• [ASSIGNED TASK]:
Within the entries below, find each line containing the word "Деятельность" and copy it.

────────────────

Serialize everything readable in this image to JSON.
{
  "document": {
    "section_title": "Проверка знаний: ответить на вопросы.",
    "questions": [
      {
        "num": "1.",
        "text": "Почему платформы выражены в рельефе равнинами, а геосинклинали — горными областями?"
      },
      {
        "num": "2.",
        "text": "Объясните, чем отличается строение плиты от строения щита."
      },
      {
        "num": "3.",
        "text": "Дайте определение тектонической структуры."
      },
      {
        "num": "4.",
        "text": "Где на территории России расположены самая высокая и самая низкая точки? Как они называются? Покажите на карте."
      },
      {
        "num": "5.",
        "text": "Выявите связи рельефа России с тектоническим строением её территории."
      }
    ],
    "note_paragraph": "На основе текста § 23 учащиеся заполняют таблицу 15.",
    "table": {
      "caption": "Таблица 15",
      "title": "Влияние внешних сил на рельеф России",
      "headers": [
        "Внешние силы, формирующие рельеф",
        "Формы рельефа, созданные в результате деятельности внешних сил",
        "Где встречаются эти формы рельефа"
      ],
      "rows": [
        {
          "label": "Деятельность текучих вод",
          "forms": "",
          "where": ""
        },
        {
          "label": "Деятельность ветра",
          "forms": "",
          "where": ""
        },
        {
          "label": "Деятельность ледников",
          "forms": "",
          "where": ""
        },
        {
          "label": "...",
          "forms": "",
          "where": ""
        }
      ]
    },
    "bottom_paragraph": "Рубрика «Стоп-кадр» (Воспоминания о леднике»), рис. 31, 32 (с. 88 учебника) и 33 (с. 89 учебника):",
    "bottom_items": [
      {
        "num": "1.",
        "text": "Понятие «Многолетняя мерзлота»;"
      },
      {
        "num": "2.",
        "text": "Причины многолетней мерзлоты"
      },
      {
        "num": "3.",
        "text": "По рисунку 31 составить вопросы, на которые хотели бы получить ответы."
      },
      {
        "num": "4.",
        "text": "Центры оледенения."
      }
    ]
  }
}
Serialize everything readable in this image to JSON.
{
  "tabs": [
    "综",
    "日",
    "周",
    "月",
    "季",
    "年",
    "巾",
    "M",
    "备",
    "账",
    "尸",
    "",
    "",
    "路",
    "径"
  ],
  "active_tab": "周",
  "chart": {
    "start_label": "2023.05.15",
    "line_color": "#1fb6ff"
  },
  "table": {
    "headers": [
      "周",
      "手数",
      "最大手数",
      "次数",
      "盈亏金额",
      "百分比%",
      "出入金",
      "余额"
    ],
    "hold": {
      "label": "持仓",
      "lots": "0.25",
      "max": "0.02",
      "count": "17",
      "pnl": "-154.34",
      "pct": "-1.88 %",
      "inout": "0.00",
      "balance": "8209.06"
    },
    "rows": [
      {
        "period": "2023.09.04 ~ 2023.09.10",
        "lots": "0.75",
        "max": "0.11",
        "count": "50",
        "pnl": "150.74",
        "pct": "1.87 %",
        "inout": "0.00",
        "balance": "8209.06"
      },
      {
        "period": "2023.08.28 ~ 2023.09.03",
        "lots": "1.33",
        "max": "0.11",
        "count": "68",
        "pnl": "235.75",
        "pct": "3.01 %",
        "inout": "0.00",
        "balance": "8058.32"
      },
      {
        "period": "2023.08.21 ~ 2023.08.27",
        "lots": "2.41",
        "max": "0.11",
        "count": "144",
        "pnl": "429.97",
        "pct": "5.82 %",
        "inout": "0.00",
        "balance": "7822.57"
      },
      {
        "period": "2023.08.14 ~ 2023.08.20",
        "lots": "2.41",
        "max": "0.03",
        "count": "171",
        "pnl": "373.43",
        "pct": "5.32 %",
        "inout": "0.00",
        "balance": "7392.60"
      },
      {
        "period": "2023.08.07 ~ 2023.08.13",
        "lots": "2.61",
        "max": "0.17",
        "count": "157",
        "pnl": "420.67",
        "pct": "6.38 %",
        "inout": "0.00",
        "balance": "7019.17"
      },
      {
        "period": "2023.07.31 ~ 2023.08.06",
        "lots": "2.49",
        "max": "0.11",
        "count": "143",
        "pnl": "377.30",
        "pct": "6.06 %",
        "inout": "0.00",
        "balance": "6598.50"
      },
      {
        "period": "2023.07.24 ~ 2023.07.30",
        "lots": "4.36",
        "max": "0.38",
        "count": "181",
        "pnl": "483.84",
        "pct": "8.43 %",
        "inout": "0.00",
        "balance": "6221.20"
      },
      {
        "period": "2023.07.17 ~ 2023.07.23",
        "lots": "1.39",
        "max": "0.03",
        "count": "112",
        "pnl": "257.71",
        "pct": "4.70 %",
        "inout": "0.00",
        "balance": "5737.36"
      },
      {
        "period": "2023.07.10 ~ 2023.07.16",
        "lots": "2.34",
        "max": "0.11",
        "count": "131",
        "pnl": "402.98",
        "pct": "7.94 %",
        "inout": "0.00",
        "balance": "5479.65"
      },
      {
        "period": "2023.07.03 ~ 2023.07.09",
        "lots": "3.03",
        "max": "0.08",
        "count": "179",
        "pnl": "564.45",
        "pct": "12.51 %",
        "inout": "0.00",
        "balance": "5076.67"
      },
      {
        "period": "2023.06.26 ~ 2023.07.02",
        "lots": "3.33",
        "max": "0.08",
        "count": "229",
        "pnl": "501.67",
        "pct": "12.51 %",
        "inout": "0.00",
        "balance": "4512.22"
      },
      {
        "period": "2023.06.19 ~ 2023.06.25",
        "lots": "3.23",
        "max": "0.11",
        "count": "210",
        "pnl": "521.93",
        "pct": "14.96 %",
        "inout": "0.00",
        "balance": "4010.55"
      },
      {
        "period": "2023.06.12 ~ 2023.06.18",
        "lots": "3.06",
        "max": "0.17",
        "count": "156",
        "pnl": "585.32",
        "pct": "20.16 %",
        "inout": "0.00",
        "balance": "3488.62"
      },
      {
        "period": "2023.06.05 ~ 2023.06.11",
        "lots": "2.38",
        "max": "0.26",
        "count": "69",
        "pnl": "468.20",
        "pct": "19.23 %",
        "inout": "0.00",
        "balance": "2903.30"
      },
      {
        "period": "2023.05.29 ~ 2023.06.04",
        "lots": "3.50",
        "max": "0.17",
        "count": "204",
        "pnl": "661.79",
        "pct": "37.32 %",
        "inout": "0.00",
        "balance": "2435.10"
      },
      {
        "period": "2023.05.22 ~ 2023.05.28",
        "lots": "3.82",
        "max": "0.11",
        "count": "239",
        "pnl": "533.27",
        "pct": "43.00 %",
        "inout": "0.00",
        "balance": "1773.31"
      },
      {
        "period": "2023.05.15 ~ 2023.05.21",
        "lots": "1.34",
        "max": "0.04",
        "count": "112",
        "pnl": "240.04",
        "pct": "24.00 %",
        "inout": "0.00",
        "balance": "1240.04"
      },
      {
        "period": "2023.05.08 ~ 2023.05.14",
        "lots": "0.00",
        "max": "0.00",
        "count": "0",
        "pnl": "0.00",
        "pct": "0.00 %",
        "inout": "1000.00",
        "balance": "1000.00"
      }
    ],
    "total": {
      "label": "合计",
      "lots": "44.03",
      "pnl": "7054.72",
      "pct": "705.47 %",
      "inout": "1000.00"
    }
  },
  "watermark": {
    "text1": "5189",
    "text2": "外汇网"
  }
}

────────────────

• [TASK ANSWER]:
          "label": "Деятельность текучих вод",
          "label": "Деятельность ветра",
          "label": "Деятельность ледников",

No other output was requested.